Wiley Webb ’16, has come a long way since his first rave. While he was once just another face in the crowd, the sophomore is now on stage as the main event. His songs, notable for their catchy riffs, have thousands of plays online, and their popularity is only growing.
It all started five years ago, during Webb’s freshman year of high school in Southern California.
“I fell in love with dance music originally because a friend dragged me to a rave in ninth grade,” Webb said. “I fell in love with that scene and the crazy sounds and all that.”
After that night, Webb began to experiment on his computer, becoming his high school’s go-to DJ for events. Since then, he has produced multiple original tracks that he shares on online sites such as YouTube and SoundCloud. He has also performed across the country; his recent shows took place at the University of Michigan and at venues in Seattle and San Francisco.
Webb entered the music scene at just the right time — without the help of social media, the young DJ would not have been able to make the necessary connections to advance his career. Using Twitter for initial networking, Webb landed his first performance at a theater in Boulder, Colo., which in turn allowed him to meet other people, including Justin Blau, who provided Webb with his first big show in San Francisco last October.
Webb is completely self-taught and attributes his success to years of tinkering with his electronic music gadgets.
“Becoming an expert at anything, I think, is just the accumulation of a lot of fiddling around and learning online,” Webb said.
He also credited his prior knowledge of piano with helping him learn how to produce music.
“I’m only okay at [playing the piano], but I think it was crucial,” Webb said. “You can’t really make something of musical value without really understanding music.”
What started with “just fooling around with samples and adding in notes and stuff” soon evolved into a full-time occupation.
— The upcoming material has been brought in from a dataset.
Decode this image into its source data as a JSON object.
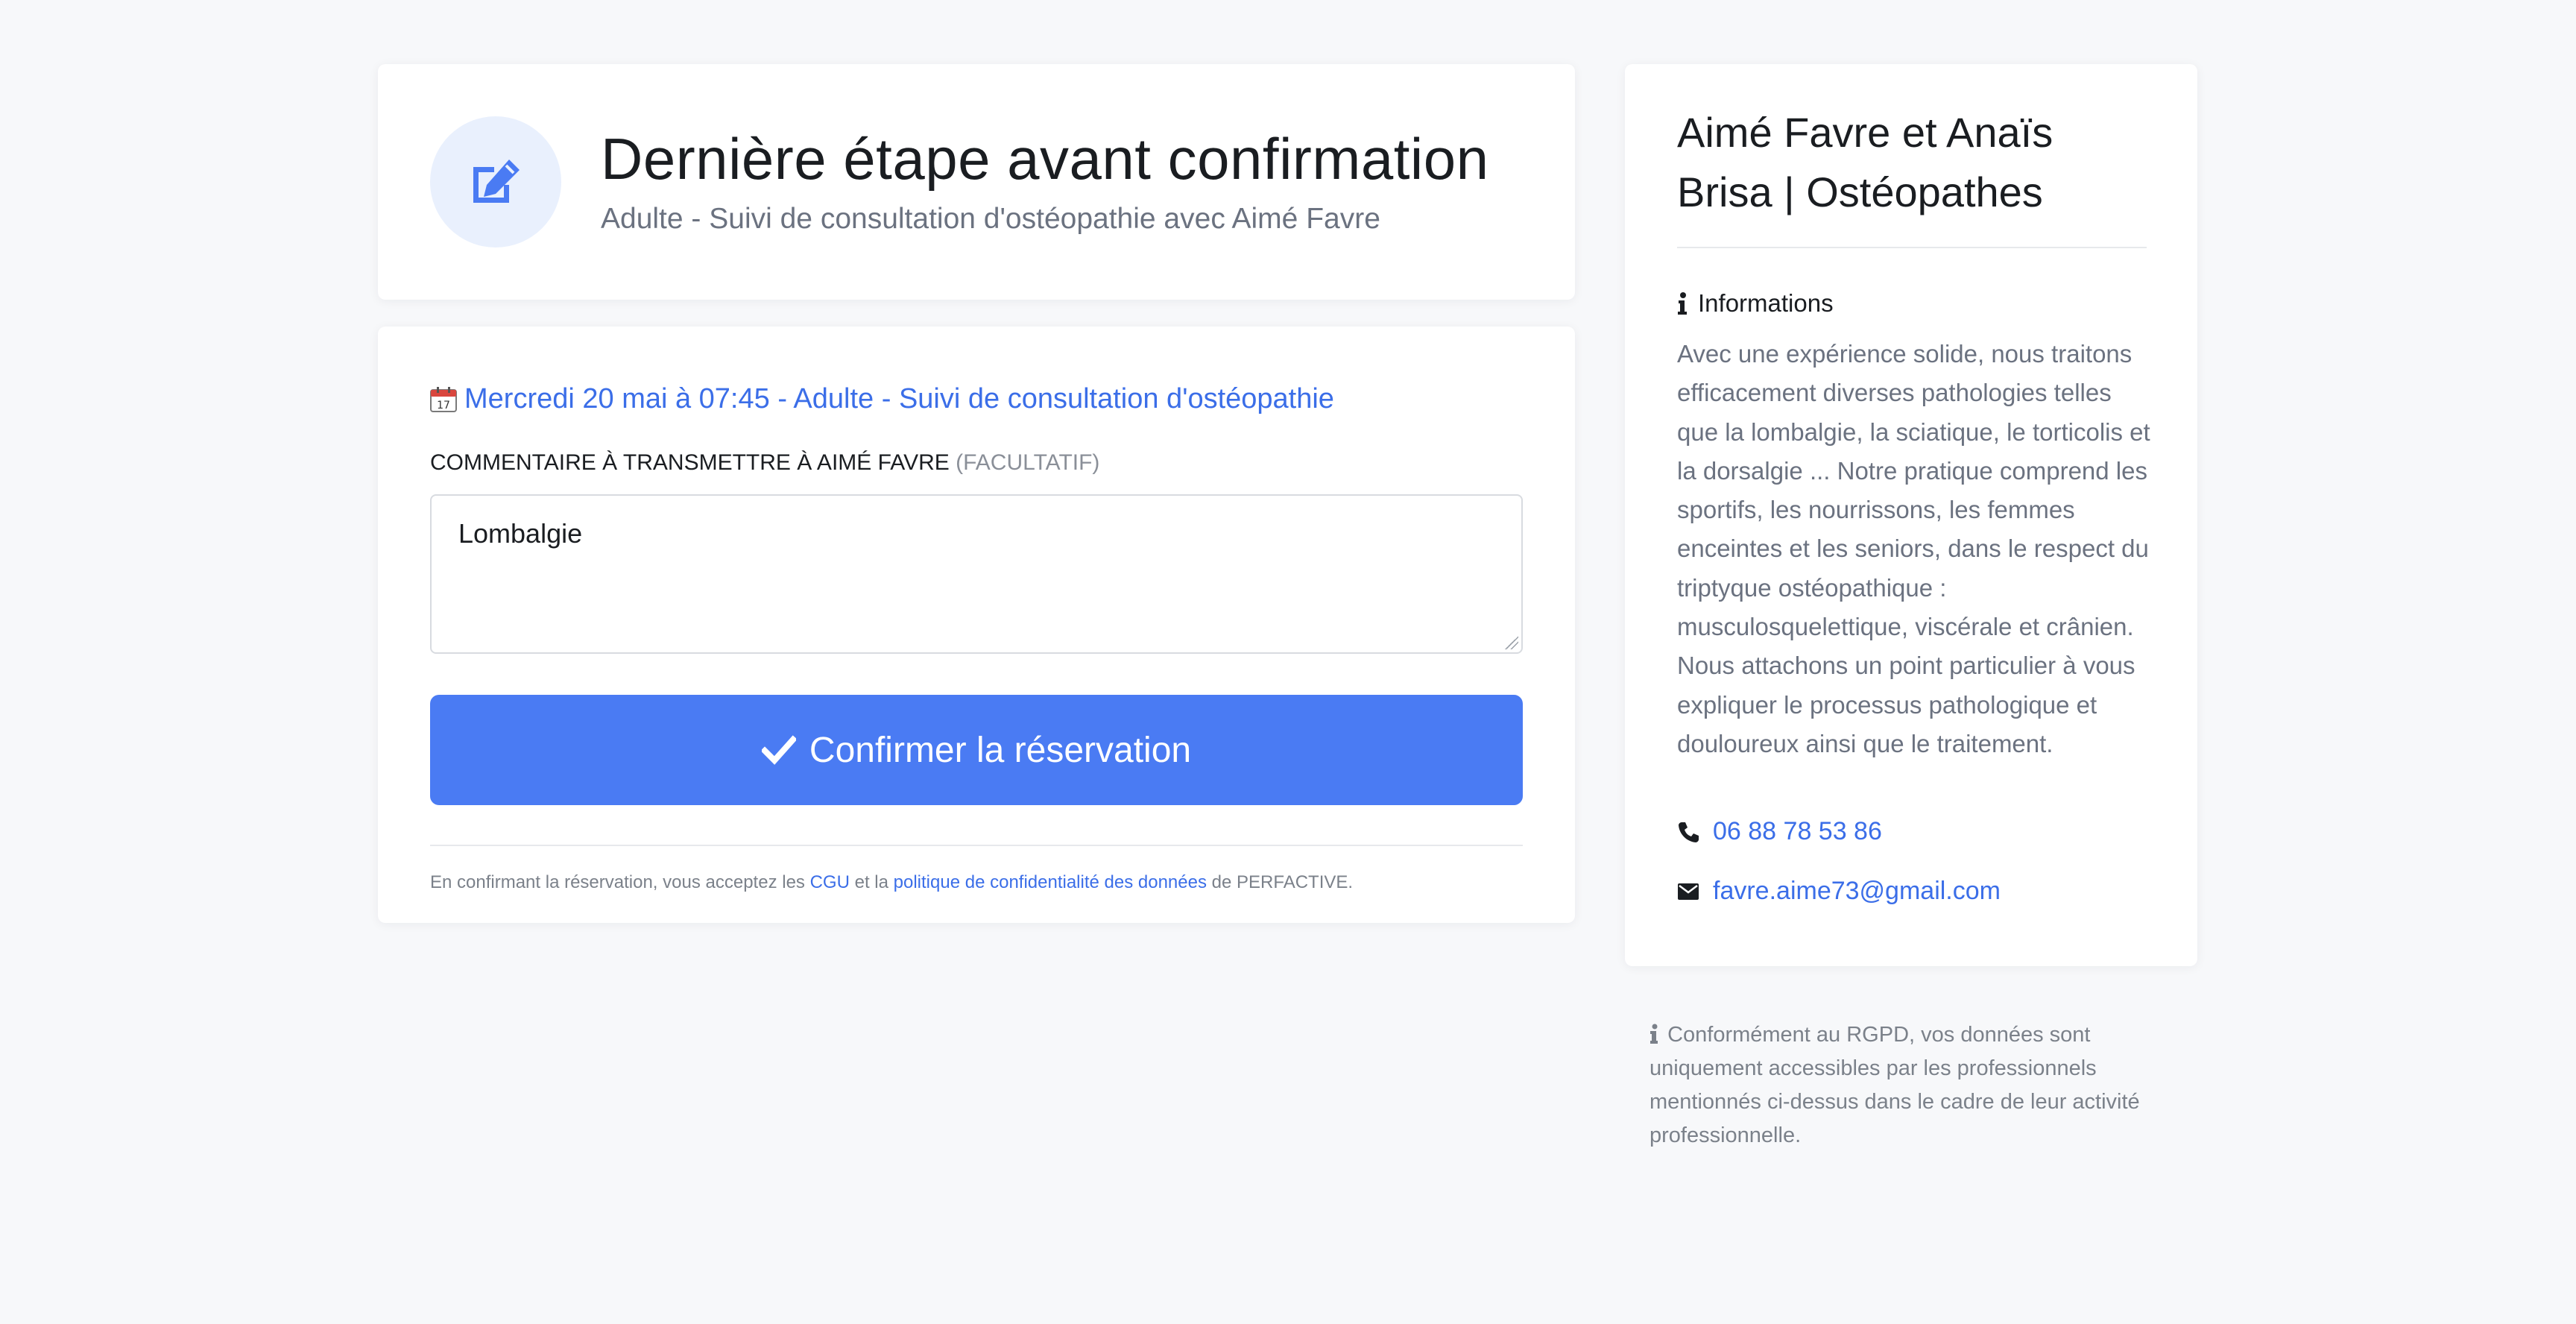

This past summer, Webb says he spent more than 30 hours a week devoted to mastering his craft.
“It’s sort of been my full-time internship, this past summer,” Webb said. “It’s a combination of working on new music plus the sort of business that’s evolved from it. There’s lots and lots of emails.
“If I’m not procrastinating or working successfully on something for the music itself, I’ll put in eight hours to 12 hours a day,” he continued. “But that’s only when things are working well, [and] it’s not often. I’m really bad at workflow.”
In his free time, Webb enjoys cooking, for many of the same reasons that he enjoys producing music.
“It’s very analogous to making music, actually,” Webb said. “It’s about knowing your ingredients, preparing them individually, shaping them into one cohesive whole and the consumer has no idea what went into it.”
Currently, Webb is working towards a major in product design and spends his free time looking at design and architecture on the Internet.
“I’m very ADD-ish, especially when working on music,” Webb said. “I love reading design blogs, looking at lots of architecture. That’s how I waste time now, instead of looking at LOL cats, so I guess that’s good.”
Despite the distractions, Webb has clearly put in enough work to excel on the music circuit: This year, he is scheduled to perform monthly at Ruby Skye and Vessel and two nightclubs in San Francisco, on top of various projects he is working on with other artists around campus.
Webb hopes to one day have enough material to perform an entire set of his own material onstage. But for now, you can catch him at your next frat party — he’s that skinny kid killing it at the turntables.
Contact Niuniu Teo at niuteo ‘at’ stanford.edu.